━━ DATASET ━━

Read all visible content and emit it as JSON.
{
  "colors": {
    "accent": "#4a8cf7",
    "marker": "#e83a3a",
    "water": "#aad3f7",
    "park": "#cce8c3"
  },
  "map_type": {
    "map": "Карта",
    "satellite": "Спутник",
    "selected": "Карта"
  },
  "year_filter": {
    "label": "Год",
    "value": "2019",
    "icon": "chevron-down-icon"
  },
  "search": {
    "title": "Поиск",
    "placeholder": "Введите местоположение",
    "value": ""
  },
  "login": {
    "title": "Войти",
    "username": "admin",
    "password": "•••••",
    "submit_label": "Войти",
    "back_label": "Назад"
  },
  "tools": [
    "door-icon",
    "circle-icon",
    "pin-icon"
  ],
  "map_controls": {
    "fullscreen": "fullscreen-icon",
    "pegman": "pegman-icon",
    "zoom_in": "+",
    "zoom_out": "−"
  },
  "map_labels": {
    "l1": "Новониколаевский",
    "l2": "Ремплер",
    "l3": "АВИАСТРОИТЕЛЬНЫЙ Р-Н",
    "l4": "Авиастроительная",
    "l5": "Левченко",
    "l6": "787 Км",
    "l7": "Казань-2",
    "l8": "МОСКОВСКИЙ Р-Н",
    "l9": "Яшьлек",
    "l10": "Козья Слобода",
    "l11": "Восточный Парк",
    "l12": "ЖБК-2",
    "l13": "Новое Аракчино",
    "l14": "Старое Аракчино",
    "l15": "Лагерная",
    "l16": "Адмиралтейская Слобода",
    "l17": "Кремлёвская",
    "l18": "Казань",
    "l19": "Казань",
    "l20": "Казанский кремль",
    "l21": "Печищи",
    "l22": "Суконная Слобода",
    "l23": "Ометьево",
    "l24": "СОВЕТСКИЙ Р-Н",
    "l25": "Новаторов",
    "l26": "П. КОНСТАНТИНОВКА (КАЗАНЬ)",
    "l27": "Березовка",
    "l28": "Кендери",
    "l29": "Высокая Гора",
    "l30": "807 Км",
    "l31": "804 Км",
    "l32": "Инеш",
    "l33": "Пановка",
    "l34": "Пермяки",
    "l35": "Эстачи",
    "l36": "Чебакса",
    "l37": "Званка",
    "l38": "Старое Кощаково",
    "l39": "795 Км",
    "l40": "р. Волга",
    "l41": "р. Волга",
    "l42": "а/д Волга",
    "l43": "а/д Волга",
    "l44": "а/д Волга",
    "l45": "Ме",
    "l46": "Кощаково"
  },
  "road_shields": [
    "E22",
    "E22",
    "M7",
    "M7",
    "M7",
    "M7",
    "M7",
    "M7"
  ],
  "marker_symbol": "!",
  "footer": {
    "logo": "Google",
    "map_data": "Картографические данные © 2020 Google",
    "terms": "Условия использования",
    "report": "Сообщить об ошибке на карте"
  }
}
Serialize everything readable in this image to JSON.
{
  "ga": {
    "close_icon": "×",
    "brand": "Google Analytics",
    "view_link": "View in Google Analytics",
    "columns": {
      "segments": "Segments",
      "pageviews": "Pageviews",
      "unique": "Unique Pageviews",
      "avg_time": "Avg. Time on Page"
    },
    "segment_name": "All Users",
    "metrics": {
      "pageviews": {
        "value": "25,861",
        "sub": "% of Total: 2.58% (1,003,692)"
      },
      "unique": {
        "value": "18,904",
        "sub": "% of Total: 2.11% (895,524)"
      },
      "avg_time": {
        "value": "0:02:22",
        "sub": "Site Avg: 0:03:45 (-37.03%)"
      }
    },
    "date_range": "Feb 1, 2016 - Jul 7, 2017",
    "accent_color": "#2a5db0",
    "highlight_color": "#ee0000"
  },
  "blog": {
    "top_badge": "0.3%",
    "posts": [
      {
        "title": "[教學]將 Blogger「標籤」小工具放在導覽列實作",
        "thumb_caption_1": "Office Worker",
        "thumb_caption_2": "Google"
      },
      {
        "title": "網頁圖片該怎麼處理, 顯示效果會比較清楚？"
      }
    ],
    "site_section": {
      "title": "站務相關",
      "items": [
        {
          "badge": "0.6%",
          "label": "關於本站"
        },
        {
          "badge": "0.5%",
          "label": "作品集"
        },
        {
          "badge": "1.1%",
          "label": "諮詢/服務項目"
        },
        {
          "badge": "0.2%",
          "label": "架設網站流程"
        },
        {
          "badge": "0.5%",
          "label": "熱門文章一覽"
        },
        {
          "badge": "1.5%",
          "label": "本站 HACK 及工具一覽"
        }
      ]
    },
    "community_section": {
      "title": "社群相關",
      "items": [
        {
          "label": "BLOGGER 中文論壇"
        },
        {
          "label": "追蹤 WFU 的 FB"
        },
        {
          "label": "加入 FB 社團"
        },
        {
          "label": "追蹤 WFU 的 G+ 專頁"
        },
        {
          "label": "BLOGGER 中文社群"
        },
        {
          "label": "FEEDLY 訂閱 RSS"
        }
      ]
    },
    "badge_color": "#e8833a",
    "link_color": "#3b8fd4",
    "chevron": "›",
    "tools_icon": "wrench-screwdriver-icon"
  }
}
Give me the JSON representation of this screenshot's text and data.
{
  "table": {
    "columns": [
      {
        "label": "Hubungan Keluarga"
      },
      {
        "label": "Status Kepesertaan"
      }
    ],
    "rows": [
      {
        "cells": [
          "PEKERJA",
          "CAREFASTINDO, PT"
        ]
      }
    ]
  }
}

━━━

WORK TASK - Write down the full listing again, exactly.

EXERCISE OUTPUT -
Read all visible content and emit it as JSON.
{
  "colors": {
    "accent": "#4a8cf7",
    "marker": "#e83a3a",
    "water": "#aad3f7",
    "park": "#cce8c3"
  },
  "map_type": {
    "map": "Карта",
    "satellite": "Спутник",
    "selected": "Карта"
  },
  "year_filter": {
    "label": "Год",
    "value": "2019",
    "icon": "chevron-down-icon"
  },
  "search": {
    "title": "Поиск",
    "placeholder": "Введите местоположение",
    "value": ""
  },
  "login": {
    "title": "Войти",
    "username": "admin",
    "password": "•••••",
    "submit_label": "Войти",
    "back_label": "Назад"
  },
  "tools": [
    "door-icon",
    "circle-icon",
    "pin-icon"
  ],
  "map_controls": {
    "fullscreen": "fullscreen-icon",
    "pegman": "pegman-icon",
    "zoom_in": "+",
    "zoom_out": "−"
  },
  "map_labels": {
    "l1": "Новониколаевский",
    "l2": "Ремплер",
    "l3": "АВИАСТРОИТЕЛЬНЫЙ Р-Н",
    "l4": "Авиастроительная",
    "l5": "Левченко",
    "l6": "787 Км",
    "l7": "Казань-2",
    "l8": "МОСКОВСКИЙ Р-Н",
    "l9": "Яшьлек",
    "l10": "Козья Слобода",
    "l11": "Восточный Парк",
    "l12": "ЖБК-2",
    "l13": "Новое Аракчино",
    "l14": "Старое Аракчино",
    "l15": "Лагерная",
    "l16": "Адмиралтейская Слобода",
    "l17": "Кремлёвская",
    "l18": "Казань",
    "l19": "Казань",
    "l20": "Казанский кремль",
    "l21": "Печищи",
    "l22": "Суконная Слобода",
    "l23": "Ометьево",
    "l24": "СОВЕТСКИЙ Р-Н",
    "l25": "Новаторов",
    "l26": "П. КОНСТАНТИНОВКА (КАЗАНЬ)",
    "l27": "Березовка",
    "l28": "Кендери",
    "l29": "Высокая Гора",
    "l30": "807 Км",
    "l31": "804 Км",
    "l32": "Инеш",
    "l33": "Пановка",
    "l34": "Пермяки",
    "l35": "Эстачи",
    "l36": "Чебакса",
    "l37": "Званка",
    "l38": "Старое Кощаково",
    "l39": "795 Км",
    "l40": "р. Волга",
    "l41": "р. Волга",
    "l42": "а/д Волга",
    "l43": "а/д Волга",
    "l44": "а/д Волга",
    "l45": "Ме",
    "l46": "Кощаково"
  },
  "road_shields": [
    "E22",
    "E22",
    "M7",
    "M7",
    "M7",
    "M7",
    "M7",
    "M7"
  ],
  "marker_symbol": "!",
  "footer": {
    "logo": "Google",
    "map_data": "Картографические данные © 2020 Google",
    "terms": "Условия использования",
    "report": "Сообщить об ошибке на карте"
  }
}
Serialize everything readable in this image to JSON.
{
  "ga": {
    "close_icon": "×",
    "brand": "Google Analytics",
    "view_link": "View in Google Analytics",
    "columns": {
      "segments": "Segments",
      "pageviews": "Pageviews",
      "unique": "Unique Pageviews",
      "avg_time": "Avg. Time on Page"
    },
    "segment_name": "All Users",
    "metrics": {
      "pageviews": {
        "value": "25,861",
        "sub": "% of Total: 2.58% (1,003,692)"
      },
      "unique": {
        "value": "18,904",
        "sub": "% of Total: 2.11% (895,524)"
      },
      "avg_time": {
        "value": "0:02:22",
        "sub": "Site Avg: 0:03:45 (-37.03%)"
      }
    },
    "date_range": "Feb 1, 2016 - Jul 7, 2017",
    "accent_color": "#2a5db0",
    "highlight_color": "#ee0000"
  },
  "blog": {
    "top_badge": "0.3%",
    "posts": [
      {
        "title": "[教學]將 Blogger「標籤」小工具放在導覽列實作",
        "thumb_caption_1": "Office Worker",
        "thumb_caption_2": "Google"
      },
      {
        "title": "網頁圖片該怎麼處理, 顯示效果會比較清楚？"
      }
    ],
    "site_section": {
      "title": "站務相關",
      "items": [
        {
          "badge": "0.6%",
          "label": "關於本站"
        },
        {
          "badge": "0.5%",
          "label": "作品集"
        },
        {
          "badge": "1.1%",
          "label": "諮詢/服務項目"
        },
        {
          "badge": "0.2%",
          "label": "架設網站流程"
        },
        {
          "badge": "0.5%",
          "label": "熱門文章一覽"
        },
        {
          "badge": "1.5%",
          "label": "本站 HACK 及工具一覽"
        }
      ]
    },
    "community_section": {
      "title": "社群相關",
      "items": [
        {
          "label": "BLOGGER 中文論壇"
        },
        {
          "label": "追蹤 WFU 的 FB"
        },
        {
          "label": "加入 FB 社團"
        },
        {
          "label": "追蹤 WFU 的 G+ 專頁"
        },
        {
          "label": "BLOGGER 中文社群"
        },
        {
          "label": "FEEDLY 訂閱 RSS"
        }
      ]
    },
    "badge_color": "#e8833a",
    "link_color": "#3b8fd4",
    "chevron": "›",
    "tools_icon": "wrench-screwdriver-icon"
  }
}
Give me the JSON representation of this screenshot's text and data.
{
  "table": {
    "columns": [
      {
        "label": "Hubungan Keluarga"
      },
      {
        "label": "Status Kepesertaan"
      }
    ],
    "rows": [
      {
        "cells": [
          "PEKERJA",
          "CAREFASTINDO, PT"
        ]
      }
    ]
  }
}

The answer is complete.